Part hamfisted critique of Big Ag, part strained romantic comedy, and part insipid musical that’s not much like the Bollywood tribute it’s meant to be. An accidental parody of itself.
One of the smartest and most enthralling SF film series ever breaks more new ground as it ends on notes as emotional and provocative as they are explosive.
One of the best SF series ever deepens its critique of the power of propaganda in ways complicated, intriguingly contradictory, and a little bit horrifying.
A devastating indictment of pop culture as propaganda — about its power and the limits of its powers — and an upending of the typical teen-girl romance movie.
The auteur who gave us Con Air, The General’s Daughter, and Lara Croft: Tomb Raider is back, extending his cinema terrible of violent, unthinking nihilism and brutal, pointless action. Oh, and misogyny for fun. Hoorah!
This is what, the 18,562,012th film version of Jane Austen? How many times can Lizzie Bennet and Mr. Darcy misunderstand each other and yearn and burn and fail to see past their own snobbery and stubbornness until they finally do? Oh my god, do we really need another *Pride & Prejudice*?
Ordinary People, Robert Redford’s directorial debut, is a talky drama about people who can’t talk to one another. Conrad, a high-school student recovering from a suicide attempt after his brother’s boating accident, is all but ignored by his parents.

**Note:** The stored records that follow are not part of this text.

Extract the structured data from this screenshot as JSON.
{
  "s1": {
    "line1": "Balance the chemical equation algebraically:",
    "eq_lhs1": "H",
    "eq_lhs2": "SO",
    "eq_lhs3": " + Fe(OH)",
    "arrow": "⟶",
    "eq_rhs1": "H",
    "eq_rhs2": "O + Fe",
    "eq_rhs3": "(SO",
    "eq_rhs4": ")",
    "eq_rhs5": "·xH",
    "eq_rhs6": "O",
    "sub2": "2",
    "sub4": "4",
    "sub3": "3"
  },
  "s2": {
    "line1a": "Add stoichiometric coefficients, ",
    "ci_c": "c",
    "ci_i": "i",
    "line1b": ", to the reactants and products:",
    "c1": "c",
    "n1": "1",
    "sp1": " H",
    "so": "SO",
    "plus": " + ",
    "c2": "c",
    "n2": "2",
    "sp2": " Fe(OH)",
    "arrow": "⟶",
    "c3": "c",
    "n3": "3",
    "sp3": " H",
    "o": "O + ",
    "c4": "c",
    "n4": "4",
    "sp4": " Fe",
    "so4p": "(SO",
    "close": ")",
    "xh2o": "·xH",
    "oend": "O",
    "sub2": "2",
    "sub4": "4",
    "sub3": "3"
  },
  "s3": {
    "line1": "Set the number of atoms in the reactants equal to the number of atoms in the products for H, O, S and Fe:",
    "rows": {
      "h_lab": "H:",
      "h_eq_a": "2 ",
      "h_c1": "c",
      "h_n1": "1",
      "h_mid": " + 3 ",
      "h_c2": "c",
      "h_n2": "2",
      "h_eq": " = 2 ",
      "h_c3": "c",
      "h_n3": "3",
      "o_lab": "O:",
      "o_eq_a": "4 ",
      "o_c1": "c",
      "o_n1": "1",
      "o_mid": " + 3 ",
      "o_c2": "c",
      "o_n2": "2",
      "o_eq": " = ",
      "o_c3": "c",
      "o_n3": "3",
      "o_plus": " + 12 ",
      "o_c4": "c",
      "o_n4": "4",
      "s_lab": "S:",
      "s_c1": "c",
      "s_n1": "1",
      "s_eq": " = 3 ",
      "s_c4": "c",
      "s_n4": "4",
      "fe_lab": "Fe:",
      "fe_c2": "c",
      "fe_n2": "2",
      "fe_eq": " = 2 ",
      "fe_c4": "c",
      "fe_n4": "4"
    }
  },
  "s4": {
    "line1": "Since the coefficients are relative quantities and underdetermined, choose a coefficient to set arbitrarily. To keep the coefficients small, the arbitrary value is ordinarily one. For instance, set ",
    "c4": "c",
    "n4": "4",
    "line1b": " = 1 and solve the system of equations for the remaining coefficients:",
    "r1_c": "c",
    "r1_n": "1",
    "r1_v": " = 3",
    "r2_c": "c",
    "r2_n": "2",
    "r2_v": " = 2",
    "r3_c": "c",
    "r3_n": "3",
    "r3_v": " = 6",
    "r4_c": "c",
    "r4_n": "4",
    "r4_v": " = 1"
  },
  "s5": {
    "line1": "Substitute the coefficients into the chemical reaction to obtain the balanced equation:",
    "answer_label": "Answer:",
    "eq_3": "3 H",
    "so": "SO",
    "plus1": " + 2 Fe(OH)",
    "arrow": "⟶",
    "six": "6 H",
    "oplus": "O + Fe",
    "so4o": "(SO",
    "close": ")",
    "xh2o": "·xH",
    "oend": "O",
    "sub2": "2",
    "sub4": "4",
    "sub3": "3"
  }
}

Too-cheerful Calvin pretends that things are just hunky-dory, and when Conrad tries to talk to Beth, she changes the subject or pushes him away.